Importance Of Construction & Industry Safety Training For Hand and Power Tool Safety
Are your new employees learning to use hand and power tools safely? This is certainly an important topic to cover in a new employee’s construction and/or industry safety training, and is often emphasized during their initial training. Their training doesn’t end at orientation and initial training though. They also learn from the experienced employees that they work with, learning the tricks and techniques of the trade. Logic would suggest that employees who have worked for the company longer are less likely to be injured by hand and power tools because of their experience, and should be good role models and trainers for new hires.
However, injury data from the Bureau of Labor and Statistics, suggests that they aren’t – at least, not as far as hand and power tools go.
Number of nonfatal occupational injuries and illnesses involving days away from work (1) by selected worker and case characteristics and source of injury/illness, All U.S., all ownerships, 2012 – 2015
Read more here: https://www.oshasafetymanagement.com/blog/construction-industry-safety-training-hand-power-tool-safety/
Want to use a router, but don’t know where to start? Learn how to use a router with these router woodworking techniques and tips.
Boy, I use routers a lot. They can do so much. From adding a profile to an edge to cutting dovetail joints, a router is an incredibly versatile machine. But if you’ve never used one, routers can be intimidating. This article provides buying advice on how to use a router along with tips to help you get started.

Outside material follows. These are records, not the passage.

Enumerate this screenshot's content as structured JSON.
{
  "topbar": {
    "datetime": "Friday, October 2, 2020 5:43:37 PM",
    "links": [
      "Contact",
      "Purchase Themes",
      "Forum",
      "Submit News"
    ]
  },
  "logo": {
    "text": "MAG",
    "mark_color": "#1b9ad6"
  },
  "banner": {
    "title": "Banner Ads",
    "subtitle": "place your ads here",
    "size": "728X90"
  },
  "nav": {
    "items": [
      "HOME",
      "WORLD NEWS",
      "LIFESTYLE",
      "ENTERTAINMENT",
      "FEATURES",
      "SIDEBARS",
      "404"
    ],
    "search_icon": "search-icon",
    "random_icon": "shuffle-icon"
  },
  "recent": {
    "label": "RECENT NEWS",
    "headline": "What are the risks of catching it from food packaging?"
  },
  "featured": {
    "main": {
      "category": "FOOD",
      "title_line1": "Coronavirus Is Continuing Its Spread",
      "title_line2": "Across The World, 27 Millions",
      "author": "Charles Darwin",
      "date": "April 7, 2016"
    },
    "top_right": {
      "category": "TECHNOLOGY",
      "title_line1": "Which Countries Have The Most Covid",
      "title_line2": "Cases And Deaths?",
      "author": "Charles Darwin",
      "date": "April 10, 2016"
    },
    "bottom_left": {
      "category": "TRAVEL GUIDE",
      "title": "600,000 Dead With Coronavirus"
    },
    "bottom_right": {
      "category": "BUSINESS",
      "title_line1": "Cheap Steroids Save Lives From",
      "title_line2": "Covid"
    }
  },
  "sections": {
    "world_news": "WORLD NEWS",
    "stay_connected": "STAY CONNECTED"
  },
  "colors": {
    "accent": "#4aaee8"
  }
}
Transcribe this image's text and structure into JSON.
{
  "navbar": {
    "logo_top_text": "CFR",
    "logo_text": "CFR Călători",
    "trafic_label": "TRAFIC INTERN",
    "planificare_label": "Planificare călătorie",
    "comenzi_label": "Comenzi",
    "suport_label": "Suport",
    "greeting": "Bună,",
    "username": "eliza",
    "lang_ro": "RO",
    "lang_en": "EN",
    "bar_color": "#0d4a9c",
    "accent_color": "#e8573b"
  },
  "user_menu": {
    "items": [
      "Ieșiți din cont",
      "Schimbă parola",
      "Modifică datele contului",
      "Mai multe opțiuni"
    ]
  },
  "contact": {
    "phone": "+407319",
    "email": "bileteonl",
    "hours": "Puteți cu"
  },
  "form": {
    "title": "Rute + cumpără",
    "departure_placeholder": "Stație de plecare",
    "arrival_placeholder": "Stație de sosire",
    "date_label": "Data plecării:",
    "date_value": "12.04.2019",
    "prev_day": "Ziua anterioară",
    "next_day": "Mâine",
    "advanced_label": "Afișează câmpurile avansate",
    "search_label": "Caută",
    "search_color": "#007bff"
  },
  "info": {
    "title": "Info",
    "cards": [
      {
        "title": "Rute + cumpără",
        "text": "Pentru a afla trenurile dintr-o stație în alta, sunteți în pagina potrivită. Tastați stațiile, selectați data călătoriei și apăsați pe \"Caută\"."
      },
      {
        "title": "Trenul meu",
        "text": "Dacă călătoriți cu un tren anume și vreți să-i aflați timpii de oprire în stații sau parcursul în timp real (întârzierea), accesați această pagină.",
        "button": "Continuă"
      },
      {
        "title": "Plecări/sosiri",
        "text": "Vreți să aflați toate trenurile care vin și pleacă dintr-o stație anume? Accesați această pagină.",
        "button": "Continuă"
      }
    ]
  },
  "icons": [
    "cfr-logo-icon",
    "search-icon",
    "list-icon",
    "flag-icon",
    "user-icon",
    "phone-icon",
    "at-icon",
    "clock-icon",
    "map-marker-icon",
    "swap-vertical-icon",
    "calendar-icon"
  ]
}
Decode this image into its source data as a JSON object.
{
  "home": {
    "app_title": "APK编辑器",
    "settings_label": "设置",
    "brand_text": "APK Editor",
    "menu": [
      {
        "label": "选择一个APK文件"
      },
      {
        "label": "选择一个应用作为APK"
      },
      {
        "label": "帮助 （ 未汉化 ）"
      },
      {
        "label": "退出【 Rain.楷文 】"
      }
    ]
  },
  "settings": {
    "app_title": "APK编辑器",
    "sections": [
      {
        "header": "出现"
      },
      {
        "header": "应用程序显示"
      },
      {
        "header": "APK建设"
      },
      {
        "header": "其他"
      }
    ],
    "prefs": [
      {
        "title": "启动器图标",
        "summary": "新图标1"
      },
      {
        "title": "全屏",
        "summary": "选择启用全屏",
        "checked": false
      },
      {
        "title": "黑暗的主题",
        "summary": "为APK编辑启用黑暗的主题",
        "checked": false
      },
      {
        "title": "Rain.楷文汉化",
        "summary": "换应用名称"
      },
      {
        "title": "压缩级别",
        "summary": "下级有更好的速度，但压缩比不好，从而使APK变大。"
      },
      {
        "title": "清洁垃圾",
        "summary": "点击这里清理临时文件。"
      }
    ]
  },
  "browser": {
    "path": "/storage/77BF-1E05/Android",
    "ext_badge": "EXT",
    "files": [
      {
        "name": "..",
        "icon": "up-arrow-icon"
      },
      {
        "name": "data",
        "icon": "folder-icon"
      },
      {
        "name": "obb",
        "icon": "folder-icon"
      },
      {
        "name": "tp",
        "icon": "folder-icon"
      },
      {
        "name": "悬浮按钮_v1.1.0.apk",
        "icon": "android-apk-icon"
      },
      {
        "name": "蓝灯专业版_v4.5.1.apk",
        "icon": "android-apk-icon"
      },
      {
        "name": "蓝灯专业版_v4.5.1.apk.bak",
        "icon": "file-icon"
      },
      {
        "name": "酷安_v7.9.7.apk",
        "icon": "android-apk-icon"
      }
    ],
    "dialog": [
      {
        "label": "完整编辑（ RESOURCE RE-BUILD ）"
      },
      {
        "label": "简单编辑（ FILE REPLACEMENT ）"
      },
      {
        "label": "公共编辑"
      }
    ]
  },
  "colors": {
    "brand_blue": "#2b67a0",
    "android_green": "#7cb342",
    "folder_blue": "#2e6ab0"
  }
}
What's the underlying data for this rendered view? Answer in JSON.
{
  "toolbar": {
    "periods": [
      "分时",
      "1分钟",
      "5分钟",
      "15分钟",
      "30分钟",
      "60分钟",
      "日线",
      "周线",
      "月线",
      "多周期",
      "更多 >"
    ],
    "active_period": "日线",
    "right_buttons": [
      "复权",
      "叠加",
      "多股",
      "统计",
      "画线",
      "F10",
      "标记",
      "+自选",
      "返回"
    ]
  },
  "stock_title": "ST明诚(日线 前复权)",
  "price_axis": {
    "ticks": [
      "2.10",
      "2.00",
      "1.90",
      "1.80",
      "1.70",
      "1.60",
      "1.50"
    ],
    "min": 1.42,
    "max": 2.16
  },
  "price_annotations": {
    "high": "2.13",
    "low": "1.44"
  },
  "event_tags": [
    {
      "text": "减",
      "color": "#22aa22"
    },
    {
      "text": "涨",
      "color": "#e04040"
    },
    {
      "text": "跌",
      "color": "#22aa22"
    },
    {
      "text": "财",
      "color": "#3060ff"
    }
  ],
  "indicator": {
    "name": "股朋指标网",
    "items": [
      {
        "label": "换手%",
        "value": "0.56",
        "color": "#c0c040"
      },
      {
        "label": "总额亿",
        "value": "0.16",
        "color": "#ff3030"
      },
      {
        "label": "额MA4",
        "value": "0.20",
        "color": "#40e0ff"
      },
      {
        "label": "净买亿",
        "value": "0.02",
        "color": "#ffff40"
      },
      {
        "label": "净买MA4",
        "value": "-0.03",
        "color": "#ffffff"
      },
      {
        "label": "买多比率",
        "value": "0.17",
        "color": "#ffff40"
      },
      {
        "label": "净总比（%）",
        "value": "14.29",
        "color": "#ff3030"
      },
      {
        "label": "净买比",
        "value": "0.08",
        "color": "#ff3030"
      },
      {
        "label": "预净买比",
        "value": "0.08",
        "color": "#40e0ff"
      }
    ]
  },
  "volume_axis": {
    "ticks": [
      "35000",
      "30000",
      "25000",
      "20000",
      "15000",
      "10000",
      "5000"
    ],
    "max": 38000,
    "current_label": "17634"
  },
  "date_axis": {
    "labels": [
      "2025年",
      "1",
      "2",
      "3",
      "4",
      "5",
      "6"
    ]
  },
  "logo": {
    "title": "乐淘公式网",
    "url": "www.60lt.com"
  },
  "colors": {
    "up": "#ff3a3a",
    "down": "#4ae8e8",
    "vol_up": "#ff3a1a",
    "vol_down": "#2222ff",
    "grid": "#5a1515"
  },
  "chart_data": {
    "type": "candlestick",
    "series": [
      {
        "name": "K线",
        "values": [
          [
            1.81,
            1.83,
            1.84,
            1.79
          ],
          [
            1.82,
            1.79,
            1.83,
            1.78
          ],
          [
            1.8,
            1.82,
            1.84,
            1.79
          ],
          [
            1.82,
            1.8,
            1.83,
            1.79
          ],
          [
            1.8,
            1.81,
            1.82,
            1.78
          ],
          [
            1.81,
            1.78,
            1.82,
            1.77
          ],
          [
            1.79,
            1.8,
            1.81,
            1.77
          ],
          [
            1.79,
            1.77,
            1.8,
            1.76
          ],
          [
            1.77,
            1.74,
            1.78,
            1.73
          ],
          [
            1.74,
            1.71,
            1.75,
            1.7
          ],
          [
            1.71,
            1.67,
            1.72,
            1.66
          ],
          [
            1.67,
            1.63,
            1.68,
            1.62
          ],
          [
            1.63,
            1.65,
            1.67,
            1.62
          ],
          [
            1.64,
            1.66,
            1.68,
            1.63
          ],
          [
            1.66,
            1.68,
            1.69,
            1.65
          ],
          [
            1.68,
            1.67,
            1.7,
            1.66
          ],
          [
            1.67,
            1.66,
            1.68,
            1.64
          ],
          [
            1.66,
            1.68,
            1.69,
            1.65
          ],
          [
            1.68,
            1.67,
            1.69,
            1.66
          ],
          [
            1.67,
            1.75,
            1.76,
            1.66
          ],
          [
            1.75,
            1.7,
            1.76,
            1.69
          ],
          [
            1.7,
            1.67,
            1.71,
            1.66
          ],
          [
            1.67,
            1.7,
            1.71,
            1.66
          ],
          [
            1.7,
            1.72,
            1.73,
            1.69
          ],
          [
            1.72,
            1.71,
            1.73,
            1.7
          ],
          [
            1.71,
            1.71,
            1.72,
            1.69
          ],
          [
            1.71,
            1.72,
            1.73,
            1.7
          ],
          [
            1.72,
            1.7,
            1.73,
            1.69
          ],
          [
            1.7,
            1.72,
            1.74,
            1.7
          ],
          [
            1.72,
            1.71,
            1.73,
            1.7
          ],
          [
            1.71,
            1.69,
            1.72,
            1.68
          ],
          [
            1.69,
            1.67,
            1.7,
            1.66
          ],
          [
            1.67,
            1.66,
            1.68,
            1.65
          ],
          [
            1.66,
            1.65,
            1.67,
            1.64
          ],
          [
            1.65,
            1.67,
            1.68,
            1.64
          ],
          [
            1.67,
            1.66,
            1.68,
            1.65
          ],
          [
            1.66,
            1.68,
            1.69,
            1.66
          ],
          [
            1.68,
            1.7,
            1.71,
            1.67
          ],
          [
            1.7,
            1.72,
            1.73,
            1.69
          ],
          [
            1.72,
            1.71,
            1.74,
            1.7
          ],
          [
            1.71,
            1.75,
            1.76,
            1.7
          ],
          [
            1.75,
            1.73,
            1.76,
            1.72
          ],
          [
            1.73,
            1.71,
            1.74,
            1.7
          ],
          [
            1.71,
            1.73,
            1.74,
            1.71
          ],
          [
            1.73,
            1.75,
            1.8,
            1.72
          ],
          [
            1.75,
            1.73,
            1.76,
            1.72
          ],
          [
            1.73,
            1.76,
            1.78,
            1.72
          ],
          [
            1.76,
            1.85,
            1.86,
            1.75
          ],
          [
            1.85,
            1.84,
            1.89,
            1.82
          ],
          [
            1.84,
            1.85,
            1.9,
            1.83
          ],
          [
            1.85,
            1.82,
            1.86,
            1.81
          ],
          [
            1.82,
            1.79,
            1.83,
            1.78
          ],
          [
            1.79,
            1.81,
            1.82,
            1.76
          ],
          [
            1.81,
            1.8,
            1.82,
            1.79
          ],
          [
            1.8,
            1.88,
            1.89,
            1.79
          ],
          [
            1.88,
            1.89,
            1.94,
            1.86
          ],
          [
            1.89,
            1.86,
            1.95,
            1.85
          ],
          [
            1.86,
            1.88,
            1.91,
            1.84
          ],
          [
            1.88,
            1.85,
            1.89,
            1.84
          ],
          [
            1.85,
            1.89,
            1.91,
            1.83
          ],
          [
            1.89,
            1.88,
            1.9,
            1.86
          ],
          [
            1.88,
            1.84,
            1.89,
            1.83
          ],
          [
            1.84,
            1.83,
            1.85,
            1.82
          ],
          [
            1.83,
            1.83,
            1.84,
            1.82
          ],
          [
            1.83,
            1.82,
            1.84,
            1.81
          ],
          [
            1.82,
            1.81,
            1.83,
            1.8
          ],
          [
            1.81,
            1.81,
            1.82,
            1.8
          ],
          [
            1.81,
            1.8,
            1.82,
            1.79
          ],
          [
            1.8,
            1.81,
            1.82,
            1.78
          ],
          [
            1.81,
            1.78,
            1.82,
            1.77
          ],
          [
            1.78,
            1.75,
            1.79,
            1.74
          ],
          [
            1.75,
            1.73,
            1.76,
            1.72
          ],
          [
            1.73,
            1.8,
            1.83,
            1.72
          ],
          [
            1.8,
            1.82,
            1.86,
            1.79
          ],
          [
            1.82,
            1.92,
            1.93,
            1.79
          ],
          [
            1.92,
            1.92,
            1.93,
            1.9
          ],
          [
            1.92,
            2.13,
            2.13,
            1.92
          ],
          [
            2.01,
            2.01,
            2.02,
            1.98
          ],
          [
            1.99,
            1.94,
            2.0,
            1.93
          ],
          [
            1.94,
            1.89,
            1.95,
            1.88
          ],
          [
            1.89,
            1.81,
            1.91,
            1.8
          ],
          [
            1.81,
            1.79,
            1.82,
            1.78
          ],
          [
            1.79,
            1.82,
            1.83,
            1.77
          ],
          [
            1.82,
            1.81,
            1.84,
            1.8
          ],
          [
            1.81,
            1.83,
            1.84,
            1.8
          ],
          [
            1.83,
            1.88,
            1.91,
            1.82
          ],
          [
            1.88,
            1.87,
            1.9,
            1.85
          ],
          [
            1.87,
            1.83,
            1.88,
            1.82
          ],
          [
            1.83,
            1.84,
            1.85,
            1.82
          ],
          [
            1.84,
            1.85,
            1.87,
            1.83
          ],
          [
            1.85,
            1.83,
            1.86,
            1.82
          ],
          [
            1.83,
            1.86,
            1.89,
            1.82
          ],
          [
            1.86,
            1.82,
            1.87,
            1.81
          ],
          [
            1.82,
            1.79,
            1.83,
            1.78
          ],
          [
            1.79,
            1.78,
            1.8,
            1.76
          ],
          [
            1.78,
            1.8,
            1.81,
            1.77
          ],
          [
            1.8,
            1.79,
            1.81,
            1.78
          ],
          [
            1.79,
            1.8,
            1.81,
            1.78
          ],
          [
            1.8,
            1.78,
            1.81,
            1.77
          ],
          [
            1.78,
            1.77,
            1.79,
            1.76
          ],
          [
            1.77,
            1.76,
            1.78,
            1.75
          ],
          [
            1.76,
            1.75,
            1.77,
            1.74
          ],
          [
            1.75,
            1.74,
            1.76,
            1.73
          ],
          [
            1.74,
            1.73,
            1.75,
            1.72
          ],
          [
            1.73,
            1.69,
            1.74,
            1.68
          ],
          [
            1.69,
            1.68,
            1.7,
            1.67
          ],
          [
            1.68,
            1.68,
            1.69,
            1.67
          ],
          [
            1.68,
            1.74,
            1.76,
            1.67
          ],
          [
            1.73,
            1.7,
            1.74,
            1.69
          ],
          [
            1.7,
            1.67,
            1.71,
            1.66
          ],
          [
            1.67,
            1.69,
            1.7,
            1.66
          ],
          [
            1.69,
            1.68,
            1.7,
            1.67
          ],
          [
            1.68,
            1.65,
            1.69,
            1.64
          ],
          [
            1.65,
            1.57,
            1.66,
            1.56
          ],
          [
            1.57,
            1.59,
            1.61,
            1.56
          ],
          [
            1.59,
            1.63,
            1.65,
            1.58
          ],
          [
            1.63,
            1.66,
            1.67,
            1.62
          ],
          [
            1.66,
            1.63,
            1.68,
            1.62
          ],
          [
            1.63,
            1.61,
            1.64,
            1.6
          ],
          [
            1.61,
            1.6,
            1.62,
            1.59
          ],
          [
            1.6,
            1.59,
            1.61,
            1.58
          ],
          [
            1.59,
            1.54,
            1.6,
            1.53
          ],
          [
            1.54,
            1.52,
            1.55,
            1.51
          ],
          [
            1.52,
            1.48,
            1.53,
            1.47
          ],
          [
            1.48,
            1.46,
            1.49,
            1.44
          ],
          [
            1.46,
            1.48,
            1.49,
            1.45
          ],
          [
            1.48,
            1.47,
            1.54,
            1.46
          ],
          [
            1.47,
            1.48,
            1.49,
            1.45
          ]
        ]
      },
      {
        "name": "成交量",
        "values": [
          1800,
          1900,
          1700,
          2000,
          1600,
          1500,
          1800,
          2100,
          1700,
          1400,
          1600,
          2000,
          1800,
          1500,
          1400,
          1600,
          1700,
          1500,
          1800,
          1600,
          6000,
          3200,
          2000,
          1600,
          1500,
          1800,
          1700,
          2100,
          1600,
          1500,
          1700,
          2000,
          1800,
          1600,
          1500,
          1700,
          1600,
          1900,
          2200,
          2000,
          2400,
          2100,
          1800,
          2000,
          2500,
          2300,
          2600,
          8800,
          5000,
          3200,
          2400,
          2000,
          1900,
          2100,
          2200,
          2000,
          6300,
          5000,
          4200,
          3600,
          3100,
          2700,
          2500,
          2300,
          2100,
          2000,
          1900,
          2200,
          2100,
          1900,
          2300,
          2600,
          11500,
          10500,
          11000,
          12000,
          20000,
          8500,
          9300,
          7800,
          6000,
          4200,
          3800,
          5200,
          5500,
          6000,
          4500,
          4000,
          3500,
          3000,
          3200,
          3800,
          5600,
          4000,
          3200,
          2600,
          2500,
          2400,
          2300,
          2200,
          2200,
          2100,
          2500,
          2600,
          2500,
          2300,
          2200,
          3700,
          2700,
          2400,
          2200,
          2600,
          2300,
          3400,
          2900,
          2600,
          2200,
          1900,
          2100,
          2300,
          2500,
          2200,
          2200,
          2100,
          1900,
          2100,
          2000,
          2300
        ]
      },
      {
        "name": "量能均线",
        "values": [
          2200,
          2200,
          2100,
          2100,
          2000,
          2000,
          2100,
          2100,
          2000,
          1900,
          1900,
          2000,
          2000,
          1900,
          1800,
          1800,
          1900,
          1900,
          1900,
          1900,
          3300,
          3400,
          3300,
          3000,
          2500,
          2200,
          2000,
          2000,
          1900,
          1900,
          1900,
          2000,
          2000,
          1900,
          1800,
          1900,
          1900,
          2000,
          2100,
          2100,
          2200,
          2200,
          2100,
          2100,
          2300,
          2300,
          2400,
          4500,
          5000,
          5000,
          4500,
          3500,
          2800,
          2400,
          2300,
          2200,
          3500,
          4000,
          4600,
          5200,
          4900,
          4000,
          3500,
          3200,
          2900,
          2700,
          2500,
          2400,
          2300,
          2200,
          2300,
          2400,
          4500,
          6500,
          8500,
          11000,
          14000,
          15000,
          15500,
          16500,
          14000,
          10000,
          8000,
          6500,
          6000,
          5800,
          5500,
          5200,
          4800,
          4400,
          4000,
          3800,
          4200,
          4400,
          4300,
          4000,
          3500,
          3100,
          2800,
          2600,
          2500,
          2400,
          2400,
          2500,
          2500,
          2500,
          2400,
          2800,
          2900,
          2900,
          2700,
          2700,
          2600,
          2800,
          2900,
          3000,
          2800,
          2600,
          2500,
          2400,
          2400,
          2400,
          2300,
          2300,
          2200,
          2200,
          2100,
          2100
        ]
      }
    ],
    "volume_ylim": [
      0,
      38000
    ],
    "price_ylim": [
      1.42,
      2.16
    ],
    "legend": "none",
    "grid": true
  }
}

Read more here: https://www.wwgoa.com/article/router-basics-how-to-use-a-router/
Reprinted with permission from Fluke CorporationThere is no question that electrical safety is a key concern for electricians and engineers, their employers, unions and the government.
Every day, an average of 9,000 workers in the U.S. suffer disabling injuries on the job. Insurance industry estimates put the direct cost of workplace injuries in 1999 at more than $40 billion.* With costs that high, no wonder so many government agencies and private groups hold pieces of the safety puzzle.
* Source: NIOSH
To maximize safety for yourself and your team, you need a solid understanding of the rules and standards that govern safe electrical work. This article will help you cut through the alphabet soup of safety organization names to see how each plays a role in safety.
Well check them out in two groups. First, well look at the government agencies that oversee workplace safety, such as the U.S. Occupational Safety and Health Administration (OSHA) and the National Institute for Occupational Safety and Health (NIOSH).
Then well examine the independent safety and standards organizations, including the National Fire Protection Association (NFPA), the American National Standards Institute (ANSI), the Institute of Electrical and Electronics Engineers (IEEE) and the International Electro- Technical Commission (IEC). Though theyre not part of government, they too help set the rules of the safety game.
Read More Here: https://www.coleparmer.com/tech-article/electrical-testing-and-safety-rules
Finding the right chainsaw for you might seem like a simple task, but it can actually be much more complex than you might expect. There are many factors that go into whether one particular brand or model is a good fit for your needs, and you need to know how to tell which is best. Not all chainsaws are created equal, and a bit of knowledge can be of tremendous value to you.
Like everything with moving parts—your car, your computer, your body—your power tools will last longer and work better with a little bit of maintenance. Since it’s the season for spring cleaning the rest of your life and home, take an afternoon to show your power tools some TLC. They’ll work more accurately and more safely, and they’ll work for a considerably longer period of time.